■ **Dataset excerpts**
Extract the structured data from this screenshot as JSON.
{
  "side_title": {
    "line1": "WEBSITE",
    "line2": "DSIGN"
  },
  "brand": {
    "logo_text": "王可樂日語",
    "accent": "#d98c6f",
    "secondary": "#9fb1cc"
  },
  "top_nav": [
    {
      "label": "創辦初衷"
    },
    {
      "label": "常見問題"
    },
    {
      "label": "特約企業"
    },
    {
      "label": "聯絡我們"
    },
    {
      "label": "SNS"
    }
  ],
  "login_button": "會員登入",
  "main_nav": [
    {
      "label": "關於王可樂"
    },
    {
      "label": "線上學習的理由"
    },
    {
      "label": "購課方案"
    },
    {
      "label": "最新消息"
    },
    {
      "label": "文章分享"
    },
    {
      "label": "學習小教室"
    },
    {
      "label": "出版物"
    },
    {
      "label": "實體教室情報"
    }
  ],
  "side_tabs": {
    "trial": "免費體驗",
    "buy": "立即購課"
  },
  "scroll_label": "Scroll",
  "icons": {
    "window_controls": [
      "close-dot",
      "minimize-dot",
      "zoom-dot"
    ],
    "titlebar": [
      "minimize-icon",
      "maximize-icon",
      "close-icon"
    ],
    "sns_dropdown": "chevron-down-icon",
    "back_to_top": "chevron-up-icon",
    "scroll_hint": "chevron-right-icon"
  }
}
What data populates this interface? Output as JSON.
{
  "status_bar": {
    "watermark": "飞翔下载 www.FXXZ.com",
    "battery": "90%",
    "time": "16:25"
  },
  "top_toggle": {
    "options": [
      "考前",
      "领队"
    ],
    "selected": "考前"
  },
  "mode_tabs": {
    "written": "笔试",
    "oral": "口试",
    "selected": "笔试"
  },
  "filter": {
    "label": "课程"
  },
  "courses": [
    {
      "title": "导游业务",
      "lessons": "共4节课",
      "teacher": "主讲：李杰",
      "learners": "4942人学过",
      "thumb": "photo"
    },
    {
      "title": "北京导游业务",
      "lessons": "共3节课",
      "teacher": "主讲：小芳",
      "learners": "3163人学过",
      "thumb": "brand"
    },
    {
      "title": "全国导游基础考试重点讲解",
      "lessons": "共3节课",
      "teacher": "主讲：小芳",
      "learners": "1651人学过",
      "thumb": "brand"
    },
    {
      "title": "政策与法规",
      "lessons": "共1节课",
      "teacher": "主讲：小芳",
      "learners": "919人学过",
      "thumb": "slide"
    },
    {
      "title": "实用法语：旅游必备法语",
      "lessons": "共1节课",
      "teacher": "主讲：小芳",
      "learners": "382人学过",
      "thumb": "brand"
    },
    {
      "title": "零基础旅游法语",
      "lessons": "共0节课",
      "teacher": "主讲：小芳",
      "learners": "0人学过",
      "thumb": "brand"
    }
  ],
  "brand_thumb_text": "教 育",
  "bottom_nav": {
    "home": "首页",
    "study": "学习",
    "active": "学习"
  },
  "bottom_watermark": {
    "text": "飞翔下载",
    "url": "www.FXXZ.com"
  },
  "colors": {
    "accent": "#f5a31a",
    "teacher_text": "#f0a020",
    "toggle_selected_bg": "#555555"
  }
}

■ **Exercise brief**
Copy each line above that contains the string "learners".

■ **Written response**
      "learners": "4942人学过",
      "learners": "3163人学过",
      "learners": "1651人学过",
      "learners": "919人学过",
      "learners": "382人学过",
      "learners": "0人学过",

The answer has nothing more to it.